In Burgess, et al. v. Fischer, et al., the Sixth Circuit Court of Appeals recently addressed the appeal of a drunk driver who had sued his jailers for using excessive force. His claimed violation of the 4th and 14th Amendments to the U.S. Constitution had been dismissed in the lower court. The appellate court reversed, holding that a pre-trial detainee's right to be free from excessive force was clearly established prior to this incident, and that the man was entitled to a jury trial given the disputed facts.Burgess was arrested for drunk driving and was apparently an obnoxious drunk. He resisted arrest, according to the officers, who had to "take him down" in order to cuff him. They "warned" jail authorities by raido that they were bringing in a belligerent arrestee who was yelling obscenities. When he was patted down, Burgess apparently asked the attending officer "while you are down there, you want to give me a blow job?" In response to this remark, an officer ordered another "take down," during which he suffered "displaced left posterior lateral and inferior orbital wall fractures" and "moderate mucosal thickening of the left maxillary sinus from a displaced left anterior medial and posterolateral maxilla wall fractures." His jaw and skull fractures required surgery and he also suffered a broken tooth (although the jail authorities only provided him with Tylenol prior to release, finding "no injuries that warranted treatment").

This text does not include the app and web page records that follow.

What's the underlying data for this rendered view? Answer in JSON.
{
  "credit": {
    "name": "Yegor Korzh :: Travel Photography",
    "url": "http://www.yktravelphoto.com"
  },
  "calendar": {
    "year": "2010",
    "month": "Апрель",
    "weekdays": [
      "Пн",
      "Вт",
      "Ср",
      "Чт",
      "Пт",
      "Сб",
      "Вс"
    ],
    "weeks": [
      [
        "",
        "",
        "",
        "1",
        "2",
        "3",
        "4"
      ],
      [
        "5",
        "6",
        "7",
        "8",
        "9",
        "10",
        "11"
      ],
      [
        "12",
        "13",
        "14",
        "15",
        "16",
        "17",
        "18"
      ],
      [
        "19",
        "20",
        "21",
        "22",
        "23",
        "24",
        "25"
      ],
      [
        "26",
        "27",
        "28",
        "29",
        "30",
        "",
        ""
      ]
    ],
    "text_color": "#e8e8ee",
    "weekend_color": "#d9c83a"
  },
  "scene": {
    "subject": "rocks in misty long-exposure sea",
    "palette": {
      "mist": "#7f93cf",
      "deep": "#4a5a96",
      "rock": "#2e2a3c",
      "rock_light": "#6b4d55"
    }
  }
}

Burgess felt that jail authorities lacked a sense of humor and should not have fractured his skull and jaw and tooth for making a tasteless joke while exhibiting belligerent drunken behavior. He filed his claim of constitutional injury in the federal court system. The jail authorities and Burgess disputed the extent of his physical resistance, although they agreed that the catalyst for his injury-causing "take down" was the "blow job" remark. Unfortunately for the cause of justice, the video tape of the incident was destroyed by the jail pursuant to a five-day docuemnt retention policy (i.e., "we routinely destroy anything that might be used against us before it can be subpoenaed by hospitalized victims...").
The trial judge granted the Defendants' motion for summary disposition and Burgess appealed. The Appellate Court pointed to the severity of Burgess' injuries and his claim that he was physically compliant (though obnoxious), and sent the case back for a trial on the merits. He is entitled to a trial on the merits, where a jury of the litigants' peers will decide who to believe and whether the police were justified in inflicting the injuries Burgess suffered.